BRIEF: Find all the lines in the entries below that hold the word "data" and copy them.

##### THE INPUT

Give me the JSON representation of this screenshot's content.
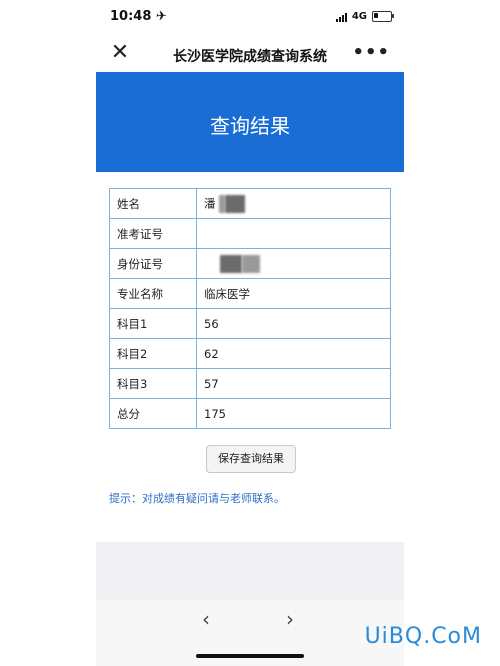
{
  "status": {
    "time": "10:48 ✈",
    "network": "4G"
  },
  "nav": {
    "close": "✕",
    "title": "长沙医学院成绩查询系统",
    "more": "•••"
  },
  "banner": {
    "title": "查询结果"
  },
  "rows": [
    {
      "label": "姓名",
      "value": "潘"
    },
    {
      "label": "准考证号",
      "value": ""
    },
    {
      "label": "身份证号",
      "value": ""
    },
    {
      "label": "专业名称",
      "value": "临床医学"
    },
    {
      "label": "科目1",
      "value": "56"
    },
    {
      "label": "科目2",
      "value": "62"
    },
    {
      "label": "科目3",
      "value": "57"
    },
    {
      "label": "总分",
      "value": "175"
    }
  ],
  "save_button": "保存查询结果",
  "hint": "提示：对成绩有疑问请与老师联系。",
  "toolbar": {
    "back": "‹",
    "forward": "›"
  },
  "watermark": "UiBQ.CoM"
}
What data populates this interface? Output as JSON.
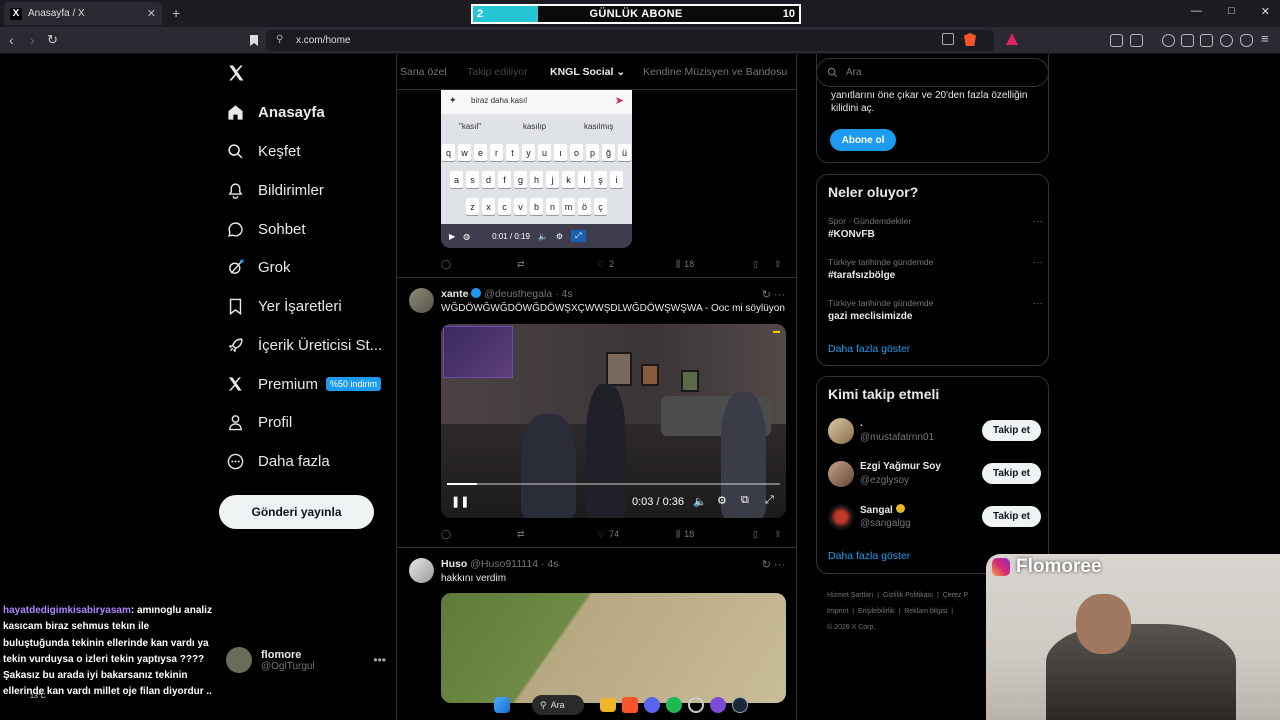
{
  "browser": {
    "tab_title": "Anasayfa / X",
    "tab_favicon": "X",
    "url": "x.com/home",
    "window_controls": [
      "—",
      "□",
      "✕"
    ]
  },
  "stream_overlay": {
    "abone_current": "2",
    "abone_label": "GÜNLÜK ABONE",
    "abone_goal": "10",
    "abone_progress": 0.2,
    "webcam_name": "Flomoree",
    "chat": {
      "user": "hayatdedigimkisabiryasam",
      "message": ": amınoglu analiz kasıcam biraz sehmus tekın ile buluştuğunda tekinin ellerinde kan vardı ya tekin vurduysa o izleri tekin yaptıysa ???? Şakasız bu arada iyi bakarsanız tekinin ellerinde kan vardı millet oje filan diyordur .."
    },
    "weather": "13°C",
    "taskbar_search": "Ara"
  },
  "sidebar": {
    "items": [
      {
        "label": "Anasayfa",
        "icon": "home-icon"
      },
      {
        "label": "Keşfet",
        "icon": "search-icon"
      },
      {
        "label": "Bildirimler",
        "icon": "bell-icon"
      },
      {
        "label": "Sohbet",
        "icon": "chat-icon"
      },
      {
        "label": "Grok",
        "icon": "grok-icon"
      },
      {
        "label": "Yer İşaretleri",
        "icon": "bookmark-icon"
      },
      {
        "label": "İçerik Üreticisi St...",
        "icon": "rocket-icon"
      },
      {
        "label": "Premium",
        "icon": "x-logo-icon"
      },
      {
        "label": "Profil",
        "icon": "person-icon"
      },
      {
        "label": "Daha fazla",
        "icon": "more-circle-icon"
      }
    ],
    "premium_badge": "%50 indirim",
    "post_button": "Gönderi yayınla",
    "profile": {
      "name": "flomore",
      "handle": "@OglTurgul"
    }
  },
  "feed": {
    "tabs": [
      "Sana özel",
      "Takip ediliyor",
      "KNGL Social",
      "Kendine Müzisyen ve Bandosu"
    ],
    "tweet1": {
      "media_search": "biraz daha kasıl",
      "suggestions": [
        "\"kasıl\"",
        "kasılıp",
        "kasılmış"
      ],
      "rows": [
        "qwertyuıopğü",
        "asdfghjklşi",
        "zxcvbnmöç"
      ],
      "video_time": "0:01 / 0:19",
      "replies": "",
      "retweets": "",
      "likes": "2",
      "views": "18"
    },
    "tweet2": {
      "name": "xante",
      "handle": "@deusthegala",
      "time": "· 4s",
      "text": "WĞDÖWĞWĞDÖWĞDÖWŞXÇWWŞDLWĞDÖWŞWŞWA - Ooc mi söylüyon",
      "video_time": "0:03 / 0:36",
      "likes": "74",
      "views": "18"
    },
    "tweet3": {
      "name": "Huso",
      "handle": "@Huso911114",
      "time": "· 4s",
      "text": "hakkını verdim"
    }
  },
  "right": {
    "search_placeholder": "Ara",
    "premium_text": "yanıtlarını öne çıkar ve 20'den fazla özelliğin kilidini aç.",
    "premium_button": "Abone ol",
    "trends_title": "Neler oluyor?",
    "trends": [
      {
        "category": "Spor · Gündemdekiler",
        "title": "#KONvFB"
      },
      {
        "category": "Türkiye tarihinde gündemde",
        "title": "#tarafsızbölge"
      },
      {
        "category": "Türkiye tarihinde gündemde",
        "title": "gazi meclisimizde"
      }
    ],
    "show_more": "Daha fazla göster",
    "follow_title": "Kimi takip etmeli",
    "follow": [
      {
        "name": ".",
        "handle": "@mustafatrnn01",
        "button": "Takip et"
      },
      {
        "name": "Ezgi Yağmur Soy",
        "handle": "@ezglysoy",
        "button": "Takip et"
      },
      {
        "name": "Sangal",
        "handle": "@sangalgg",
        "button": "Takip et"
      }
    ],
    "follow_show_more": "Daha fazla göster",
    "footer_links": [
      "Hizmet Şartları",
      "|",
      "Gizlilik Politikası",
      "|",
      "Çerez P",
      "Imprint",
      "|",
      "Erişilebilirlik",
      "|",
      "Reklam bilgisi",
      "|"
    ],
    "copyright": "© 2026 X Corp."
  }
}
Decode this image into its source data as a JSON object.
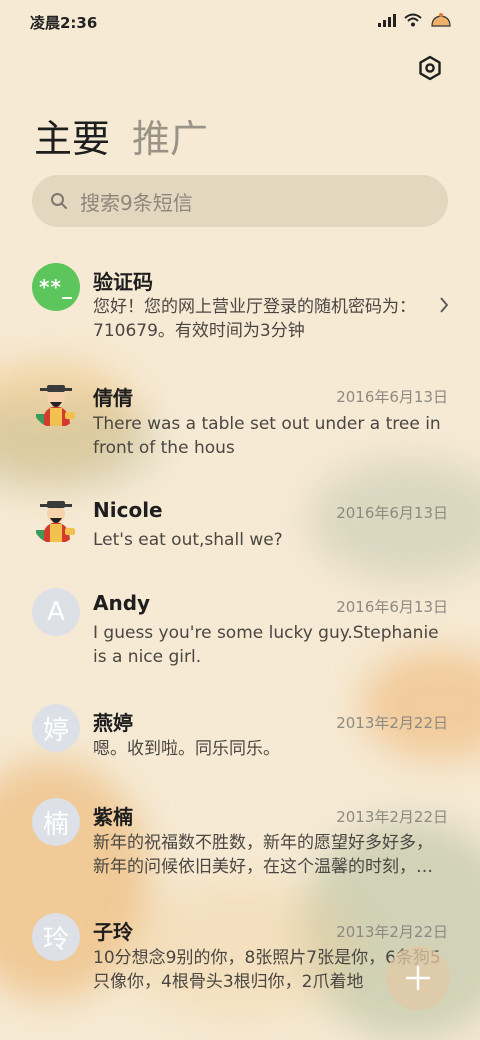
{
  "status": {
    "time": "凌晨2:36"
  },
  "tabs": {
    "primary": "主要",
    "promotions": "推广"
  },
  "search": {
    "placeholder": "搜索9条短信"
  },
  "messages": [
    {
      "avatar_text": "**_",
      "sender": "验证码",
      "date": "",
      "preview": "您好！您的网上营业厅登录的随机密码为：710679。有效时间为3分钟"
    },
    {
      "avatar_text": "",
      "sender": "倩倩",
      "date": "2016年6月13日",
      "preview": "There was a table set out under a tree in front of the hous"
    },
    {
      "avatar_text": "",
      "sender": "Nicole",
      "date": "2016年6月13日",
      "preview": "Let's eat out,shall we?"
    },
    {
      "avatar_text": "A",
      "sender": "Andy",
      "date": "2016年6月13日",
      "preview": "I guess you're some lucky guy.Stephanie is a nice girl."
    },
    {
      "avatar_text": "婷",
      "sender": "燕婷",
      "date": "2013年2月22日",
      "preview": "嗯。收到啦。同乐同乐。"
    },
    {
      "avatar_text": "楠",
      "sender": "紫楠",
      "date": "2013年2月22日",
      "preview": "新年的祝福数不胜数，新年的愿望好多好多，新年的问候依旧美好，在这个温馨的时刻，…"
    },
    {
      "avatar_text": "玲",
      "sender": "子玲",
      "date": "2013年2月22日",
      "preview": "10分想念9别的你，8张照片7张是你，6条狗5只像你，4根骨头3根归你，2爪着地"
    }
  ],
  "colors": {
    "background": "#f6ead4",
    "verification_avatar": "#5cc55c",
    "letter_avatar": "#dde0e6"
  },
  "icons": {
    "settings": "settings-hex-icon",
    "search": "search-icon",
    "compose": "plus-icon",
    "more": "chevron-right-icon"
  }
}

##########

TASK ANSWER:
What data populates this interface? Output as JSON.
Decode this image into its source data as a JSON object.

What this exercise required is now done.